By Richard Thomas
When you talk shop in Scotch circles and the subject of who to keep an eye on comes up, Kirsteen Campbell is a name I hear about. After establishing herself in her first stint as Master Blender for Cutty Sark, Edrington added The Famous Grouse to her portfolio. That makes her the steward of two of the biggest brand names in blended whisky, a key colleague of Edrington Malt Master Gordon Motion, and all of that at the age of 33.
RT: You only took over The Famous Grouse portfolio this year, but prior to that you served as Master Blender at Cutty Sark since 2010, and joined Edrington in 2007. What Cutty Sark whiskies have your fingerprints on them?
KC: Working as Master Blender for Cutty Sark for the last five years means I’ve done a lot of work on product development. I created the 25 Year Old Tam o’Shanter, the Cutty Sark 33 Year Old, Cutty Sark Prohibition and Cutty Sark Storm. Now that I’m also Master Blender for The Famous Grouse, I hope to be involved in creating new expressions for The Famous Grouse Family in the feature.
RT: You now have two very well-known brands of blended Scotch whisky on your plate, so you are just the right person to ask: what are the definitions of and distinctions between Cutty Sark and The Famous Grouse as brands, across the whole lineup? You know, like “Cutty Sark whiskies are A, B and C, and The Famous Grouse are H, I and J with a little K.”
KC: Each whisky within the Cutty Sark and Famous Grouse portfolio have their own unique ‘recipe’ – which remain top secret of course.
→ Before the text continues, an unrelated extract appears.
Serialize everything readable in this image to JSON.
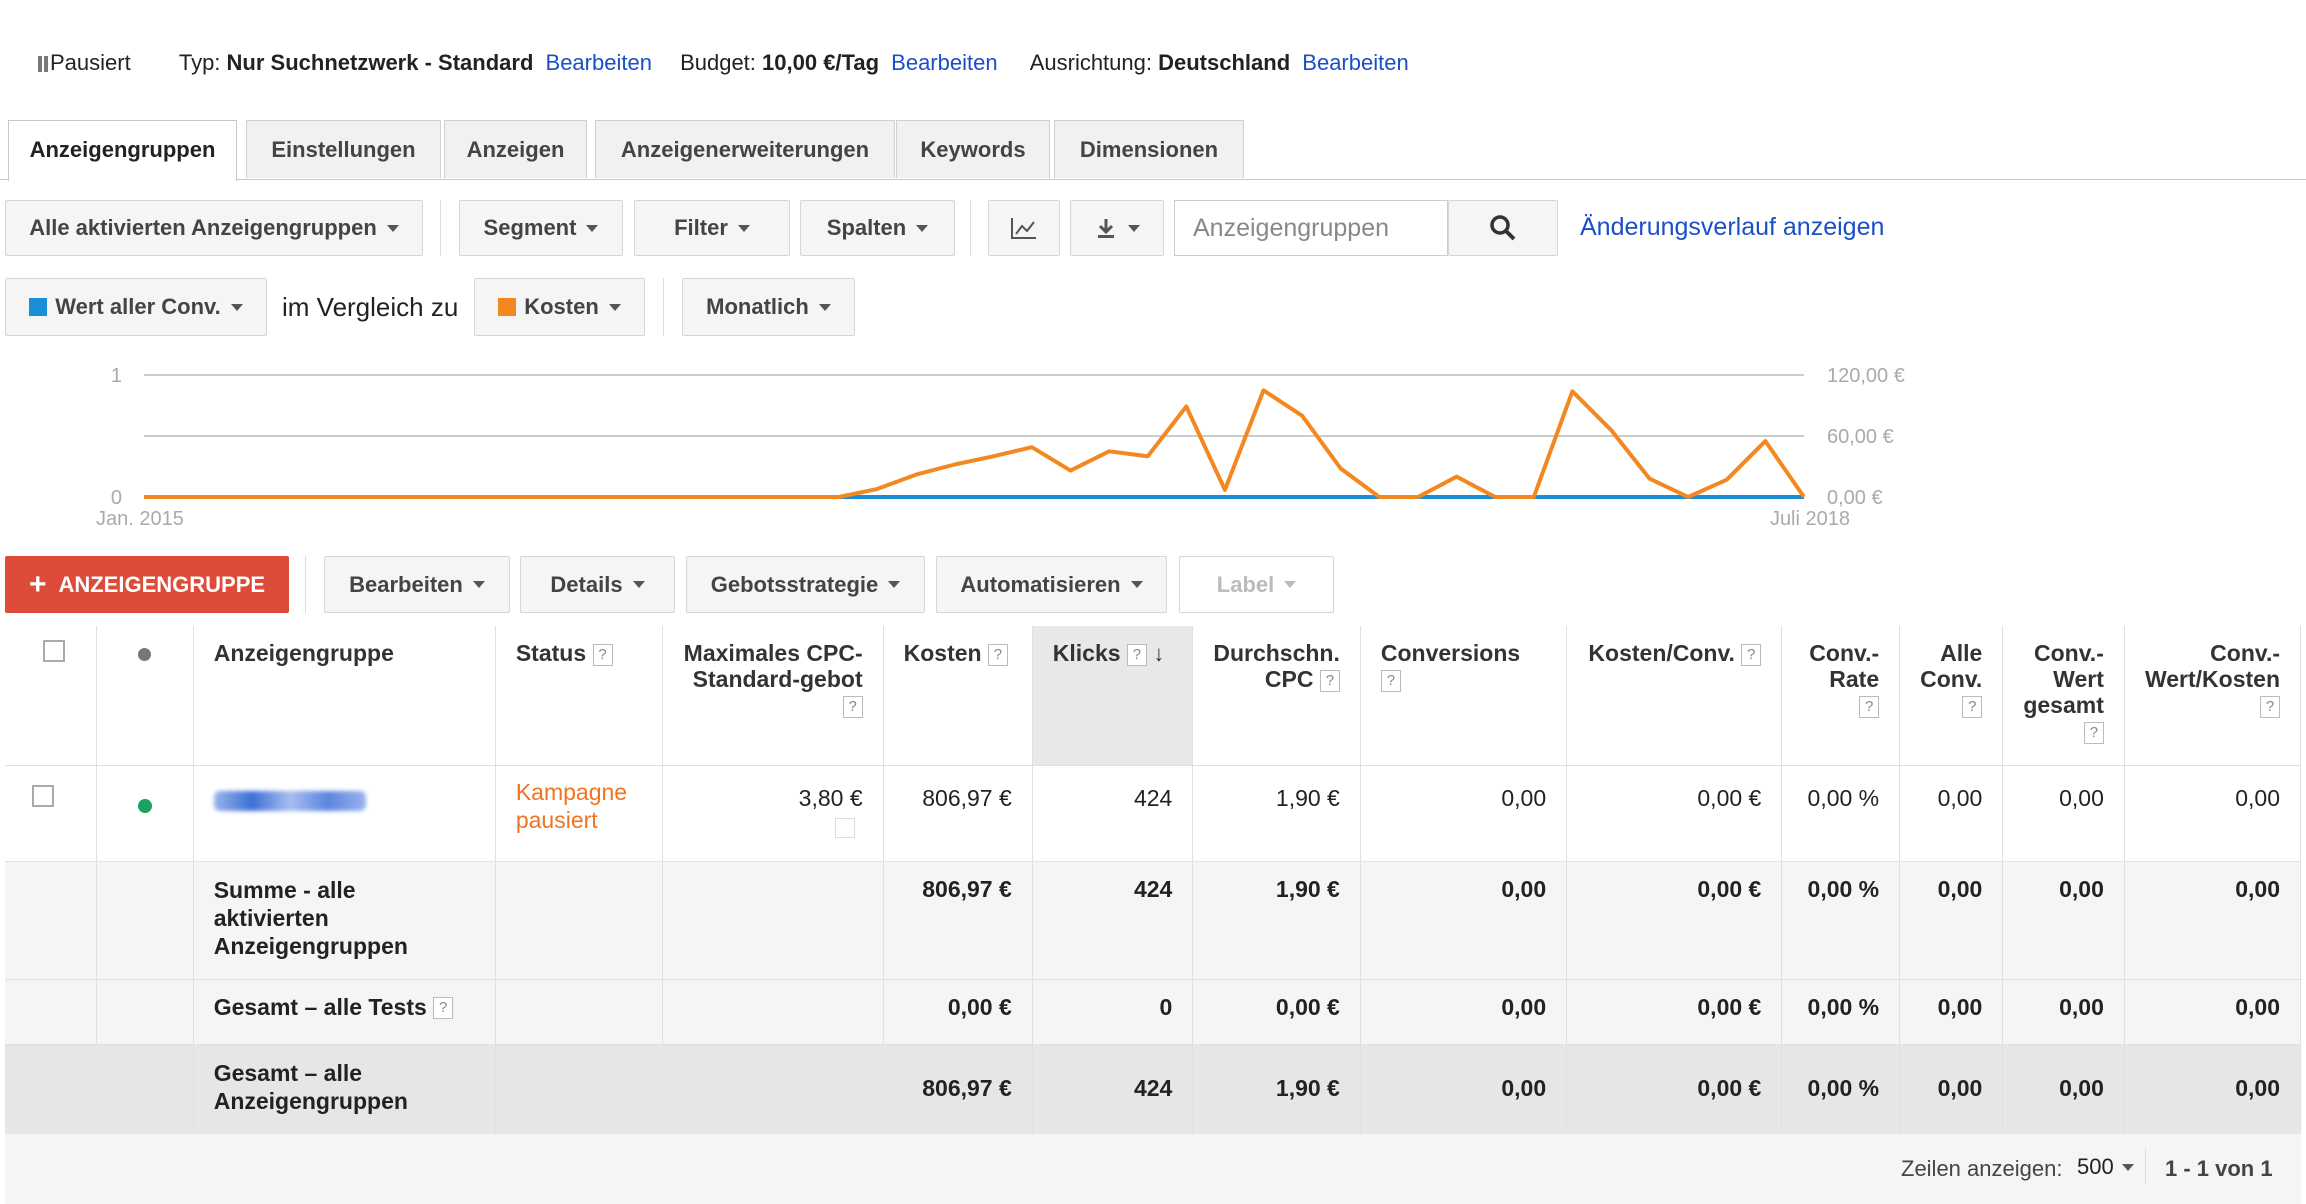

In broad terms Cutty has more flavour influence from American oak sherries (vanilla, citrus, toffee), whilst The Famous Grouse leans more towards European Oak sherries (dried fruits, spicy notes).
RT: Diehard enthusiasts can sometimes be snotty about adding water to their single malts, but the thing is that when someone like yourself is doing an evaluation, you almost always cut the whisky down to about 20% ABV. Can you explain why it is that that much dilution is a good thing for doing a sensory check?
KC: Adding water opens up more subtle flavors in the whisky by reducing the effect of alcohol on the nose. So I nose whisky samples at 20 per cent in order to detect as much underlying flavor from the spirit as possible.
RT: You’ve spent your whole professional career in the whisky industry. Did you know this was what you wanted to do when you were a student?
KC: I hadn’t appreciated there was such a role as ‘Master Blender’. Little did I know, when as a student working in a chicken processing factory wearing a hair net, white coat and white wellies, that one day I would be working in the wonderful world of whisky – a far more glamorous option I can tell you, not to mention the difference in aroma! These are the jobs that make us appreciate where we are now though!